Whistleblowing: transparency in the labour market for anti–corruption sistem (Invest in Lombardy Blog, 13 July 2016 – Vittorio De Luca, Claudia Cerbone)
Sometimes Italy is connoted by a low level of transparency, which indicates a high level of corruption; on a scale of 0 (highly corrupt) to 100 (very clean), according to Corruption Perceptions Index 2015 by Transparency International, Italy ranks #61 after Romania (#58), Oman (#60) and in the same position as Lesotho, Senegal and Montenegro. This index may affect the foreign perception of Italy being a trustable country, and a safe place to run business with a direct negative effect on foreign investments. How to change this reputation?

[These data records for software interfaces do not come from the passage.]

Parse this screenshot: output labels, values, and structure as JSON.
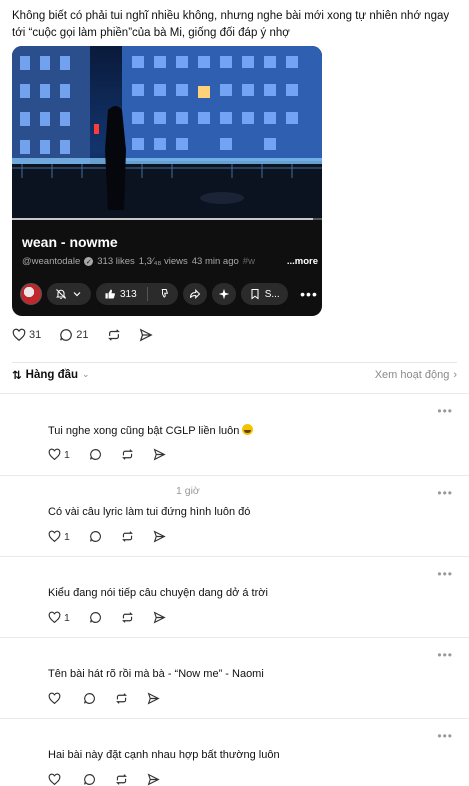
{
  "post": {
    "text": "Không biết có phải tui nghĩ nhiều không, nhưng nghe bài mới xong tự nhiên nhớ ngay tới “cuộc gọi làm phiền”của bà Mi, giống đối đáp ý nhợ"
  },
  "video": {
    "title": "wean - nowme",
    "channel": "@weantodale",
    "likes": "313 likes",
    "views": "1,3⁄₄₈ views",
    "time": "43 min ago",
    "hashtag": "#w",
    "more": "...more",
    "progress": 0.97,
    "like_count": "313",
    "save_label": "S...",
    "channel_avatar_icon": "channel-avatar-icon"
  },
  "post_actions": {
    "likes": "31",
    "comments": "21"
  },
  "sort": {
    "label": "Hàng đầu",
    "view_activity": "Xem hoạt động"
  },
  "comments": [
    {
      "time": "",
      "text": "Tui nghe xong cũng bật CGLP liền luôn",
      "likes": "1",
      "emoji": true
    },
    {
      "time": "1 giờ",
      "text": "Có vài câu lyric làm tui đứng hình luôn đó",
      "likes": "1",
      "emoji": false
    },
    {
      "time": "",
      "text": "Kiểu đang nói tiếp câu chuyện dang dở á trời",
      "likes": "1",
      "emoji": false
    },
    {
      "time": "",
      "text": "Tên bài hát rõ rồi mà bà - “Now me” - Naomi",
      "likes": "",
      "emoji": false
    },
    {
      "time": "",
      "text": "Hai bài này đặt cạnh nhau hợp bất thường luôn",
      "likes": "",
      "emoji": false
    }
  ],
  "colors": {
    "card_bg": "#0f0f0f",
    "pill_bg": "#2b2b2b",
    "divider": "#e9e9e9",
    "muted": "#999999"
  }
}
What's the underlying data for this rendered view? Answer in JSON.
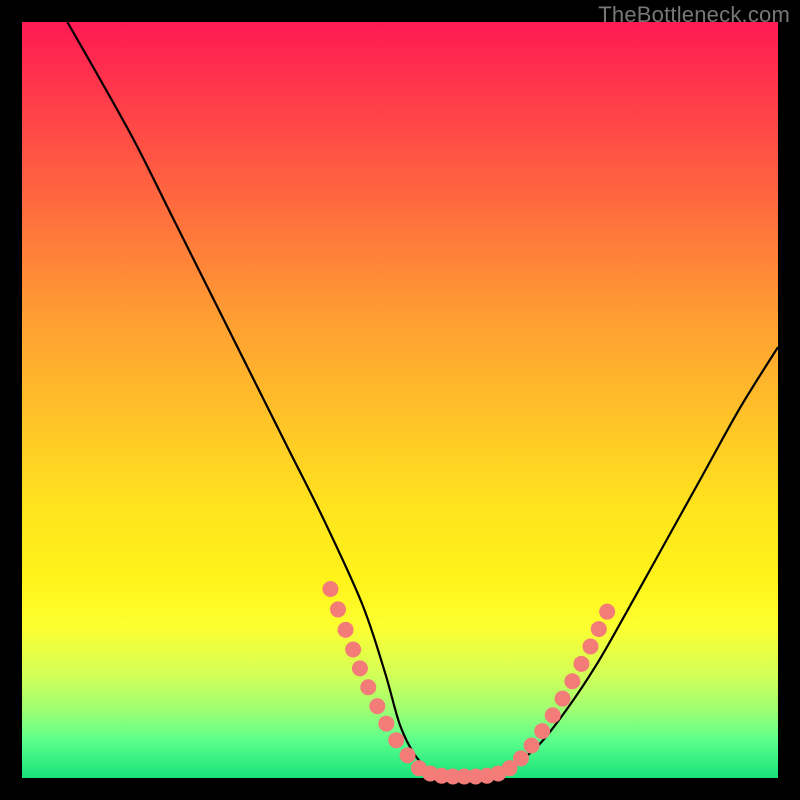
{
  "watermark": "TheBottleneck.com",
  "chart_data": {
    "type": "line",
    "title": "",
    "xlabel": "",
    "ylabel": "",
    "xlim": [
      0,
      100
    ],
    "ylim": [
      0,
      100
    ],
    "grid": false,
    "legend": false,
    "background_gradient": [
      "#ff1a53",
      "#ffe31e",
      "#17e27a"
    ],
    "series": [
      {
        "name": "bottleneck-curve",
        "color": "#000000",
        "x": [
          6,
          10,
          15,
          20,
          25,
          30,
          35,
          40,
          45,
          48,
          50,
          52,
          54,
          56,
          58,
          60,
          62,
          64,
          68,
          72,
          76,
          80,
          85,
          90,
          95,
          100
        ],
        "y": [
          100,
          93,
          84,
          74,
          64,
          54,
          44,
          34,
          23,
          14,
          7,
          3,
          1,
          0,
          0,
          0,
          0,
          1,
          4,
          9,
          15,
          22,
          31,
          40,
          49,
          57
        ]
      }
    ],
    "markers": [
      {
        "name": "left-dots",
        "color": "#f37b78",
        "radius": 8,
        "points": [
          {
            "x": 40.8,
            "y": 25.0
          },
          {
            "x": 41.8,
            "y": 22.3
          },
          {
            "x": 42.8,
            "y": 19.6
          },
          {
            "x": 43.8,
            "y": 17.0
          },
          {
            "x": 44.7,
            "y": 14.5
          },
          {
            "x": 45.8,
            "y": 12.0
          },
          {
            "x": 47.0,
            "y": 9.5
          },
          {
            "x": 48.2,
            "y": 7.2
          },
          {
            "x": 49.5,
            "y": 5.0
          },
          {
            "x": 51.0,
            "y": 3.0
          }
        ]
      },
      {
        "name": "floor-dots",
        "color": "#f37b78",
        "radius": 8,
        "points": [
          {
            "x": 52.5,
            "y": 1.3
          },
          {
            "x": 54.0,
            "y": 0.6
          },
          {
            "x": 55.5,
            "y": 0.3
          },
          {
            "x": 57.0,
            "y": 0.2
          },
          {
            "x": 58.5,
            "y": 0.2
          },
          {
            "x": 60.0,
            "y": 0.2
          },
          {
            "x": 61.5,
            "y": 0.3
          },
          {
            "x": 63.0,
            "y": 0.6
          },
          {
            "x": 64.5,
            "y": 1.3
          }
        ]
      },
      {
        "name": "right-dots",
        "color": "#f37b78",
        "radius": 8,
        "points": [
          {
            "x": 66.0,
            "y": 2.6
          },
          {
            "x": 67.4,
            "y": 4.3
          },
          {
            "x": 68.8,
            "y": 6.2
          },
          {
            "x": 70.2,
            "y": 8.3
          },
          {
            "x": 71.5,
            "y": 10.5
          },
          {
            "x": 72.8,
            "y": 12.8
          },
          {
            "x": 74.0,
            "y": 15.1
          },
          {
            "x": 75.2,
            "y": 17.4
          },
          {
            "x": 76.3,
            "y": 19.7
          },
          {
            "x": 77.4,
            "y": 22.0
          }
        ]
      }
    ]
  }
}
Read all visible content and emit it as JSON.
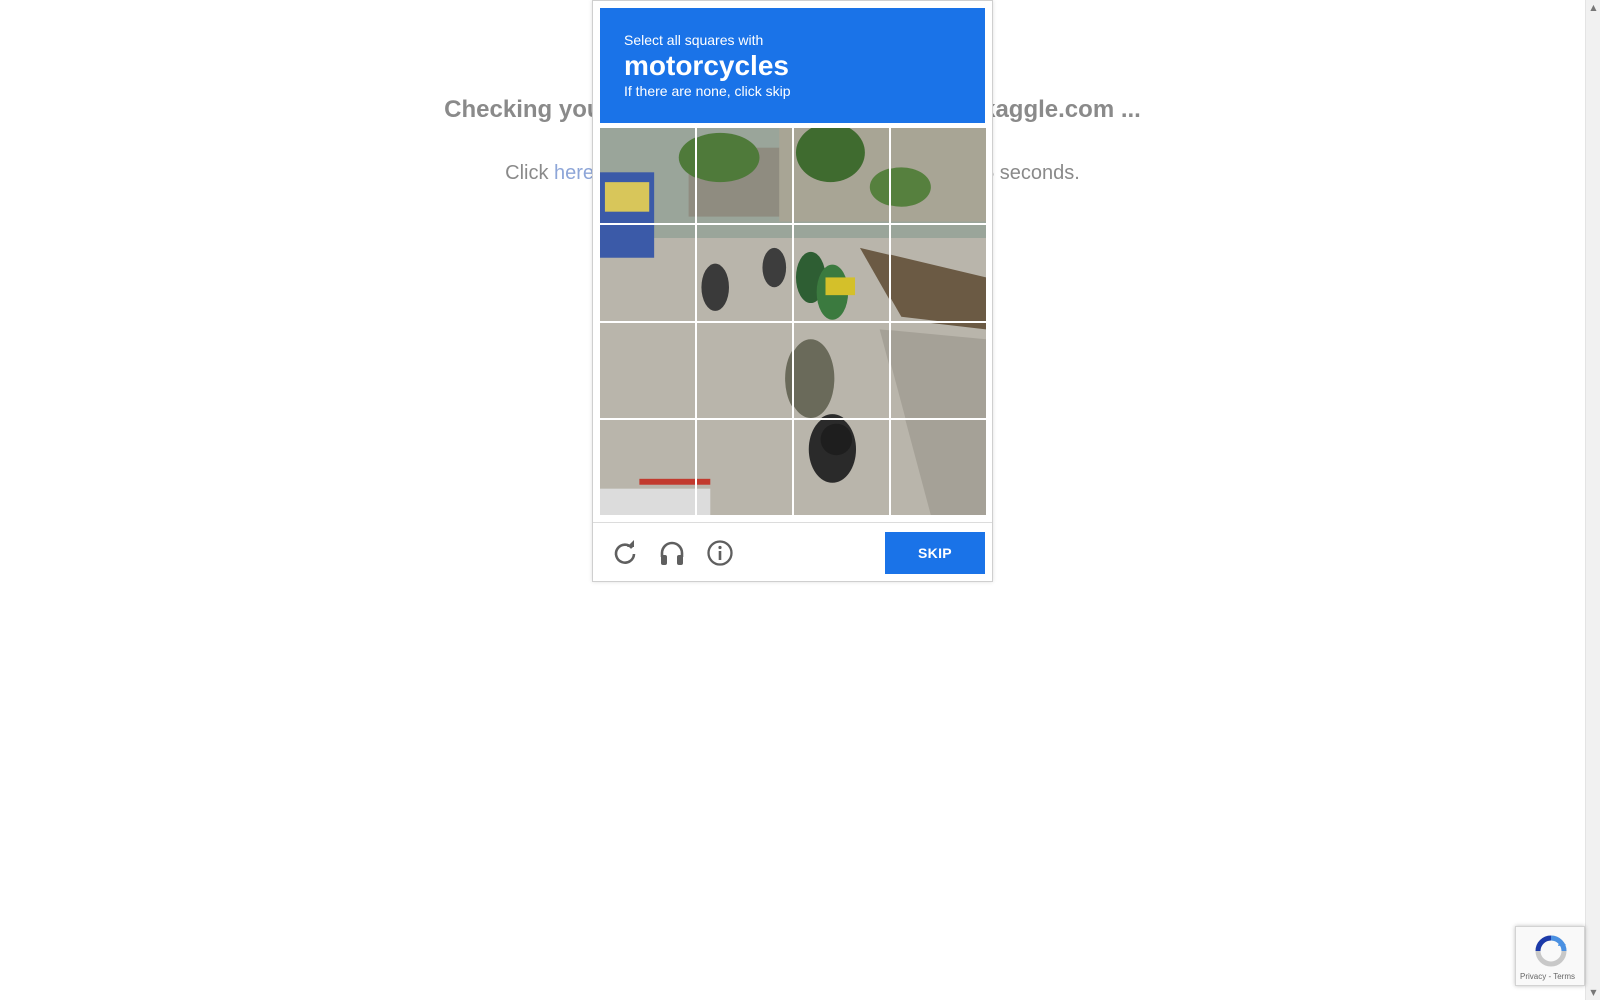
{
  "background": {
    "heading": "Checking your browser before accessing www.kaggle.com ...",
    "subtext_prefix": "Click ",
    "subtext_link": "here",
    "subtext_suffix": " if you are not automatically redirected after 5 seconds."
  },
  "challenge": {
    "instruction_line1": "Select all squares with",
    "keyword": "motorcycles",
    "instruction_line3": "If there are none, click skip",
    "grid_rows": 4,
    "grid_cols": 4,
    "tiles_selected": 0,
    "image_subject": "street scene with motorcycles",
    "colors": {
      "header_bg": "#1a73e8",
      "button_bg": "#1a73e8"
    }
  },
  "footer": {
    "icons": [
      "reload-icon",
      "audio-headphones-icon",
      "info-icon"
    ],
    "skip_label": "SKIP"
  },
  "badge": {
    "privacy_label": "Privacy",
    "separator": " - ",
    "terms_label": "Terms"
  }
}
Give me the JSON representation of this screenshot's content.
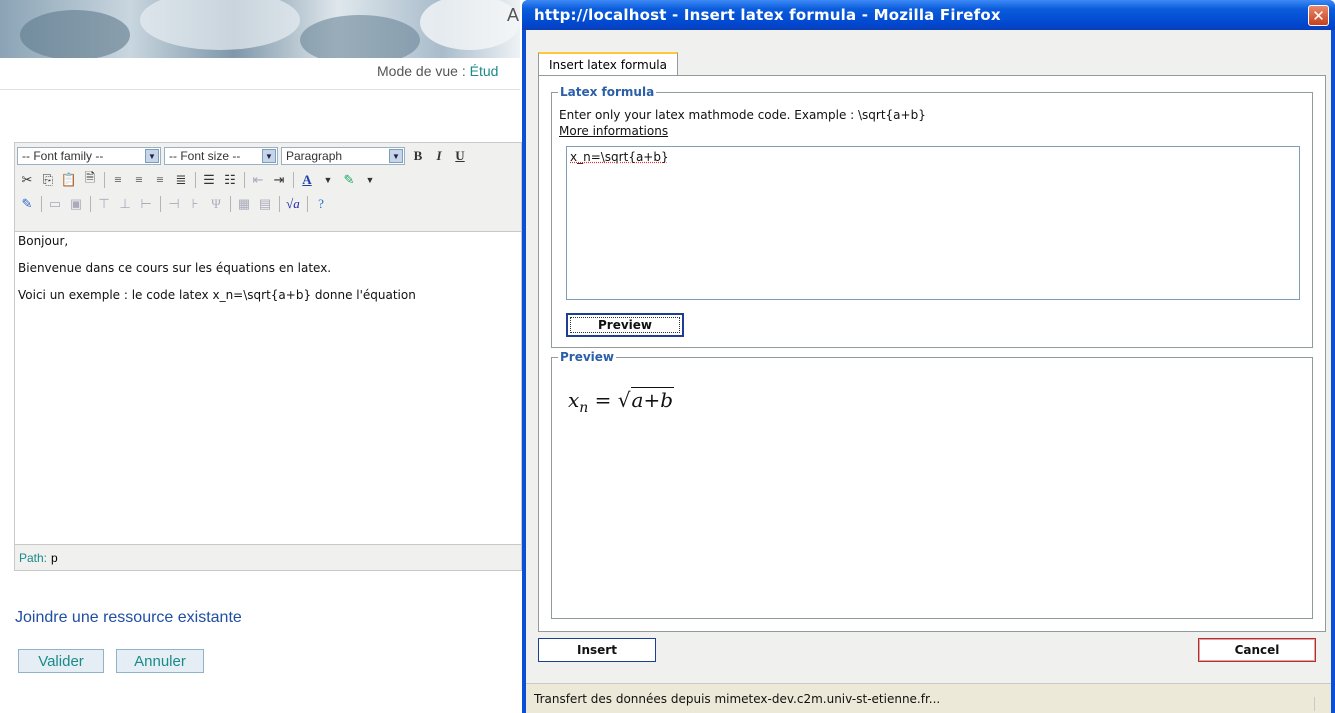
{
  "background": {
    "banner_letter": "A",
    "mode_label": "Mode de vue : ",
    "mode_value": "Étud"
  },
  "editor": {
    "font_family": "-- Font family --",
    "font_size": "-- Font size --",
    "paragraph": "Paragraph",
    "bold": "B",
    "italic": "I",
    "underline": "U",
    "content": [
      "Bonjour,",
      "Bienvenue dans ce cours sur les équations en latex.",
      "Voici un exemple : le code latex x_n=\\sqrt{a+b} donne l'équation"
    ],
    "path_label": "Path:",
    "path_value": "p"
  },
  "page": {
    "joindre": "Joindre une ressource existante",
    "valider": "Valider",
    "annuler": "Annuler"
  },
  "dialog": {
    "title": "http://localhost - Insert latex formula - Mozilla Firefox",
    "close": "✕",
    "tab": "Insert latex formula",
    "latex_legend": "Latex formula",
    "instructions": "Enter only your latex mathmode code. Example : \\sqrt{a+b}",
    "more_info": "More informations",
    "input_value": "x_n=\\sqrt{a+b}",
    "preview_button": "Preview",
    "preview_legend": "Preview",
    "formula_x": "x",
    "formula_sub": "n",
    "formula_eq": " = ",
    "formula_sqrt": "√",
    "formula_rad": "a+b",
    "insert_button": "Insert",
    "cancel_button": "Cancel",
    "status": "Transfert des données depuis mimetex-dev.c2m.univ-st-etienne.fr..."
  }
}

One of the main challenges to thwart corruption is to be able to bring out the crime itself: hence the need to provide a framework that allows people to report the crimes.
So far, the existing Italian whistleblowing law provision – Article 54-bis of the Legislative Decree no. 165/2001 applied to the public employees – is about to be completed by a new law which is being debated and about to be approved by the Parliament. Bill proposal no. 2208, when approved shall extend to all employees (private and public sector) the whistleblowing rules (amending Article. 6 of Legislative Decree no. 231/2001) and provide an effective and efficient legal guardianship to any employee who intends to denounce a misconduct that may entail a crime. According to the new law, employees having “blown the whistle” (s.c. whistleblowers) will have to be treated fairly and their possible dismissal will be considered as unfair. The key factors of the Bill proposal no. 2208 are the following:
- employees who in good faith make public disclosure of corruption or wrongdoing to the company competent authorities or to the (ANAC), of which he became aware by reason of the employment relationship, can not be penalized, down-graded, fired, transferred or submitted to further punitive measures;
- good faith is excluded if the whistleblower acts with fraud or gross negligence, but it is not required that the employee is certain about the crimes, being needed that he believes highly probable the occurrence of criminal acts;
- it is forbidden to disclose the whistleblower identity;
- the whistleblower is no longer protected if he is condemned in a criminal Court for slander or defamation.
The protection granted to whistleblowers makes a relevant contribution to the implementation of a labour market based on an anti-corruption system, with a substantial improve in employment: indeed foreign investors will have one additional reason to consider investments in Italy.
Furthermore, it is worth noting that, in the last few months, the Italian lawmaker extended also the anti-money laundering provisions, providing for additional cases in which professionals are required to report, to the competent authorities, cases of money laundering and racketeering. The Italian market, therefore, is rising again following the rules of publicity, transparency, democratic participation and to disclose the decision-making processes of any company doing business in Italy.
The whistleblowing Bill proposal is a new brick in the deep reform the present Italian Government is implementing in Italy and which allowed this country to improve by 20 positions since 2014, in the World Bank Doing Business ranking.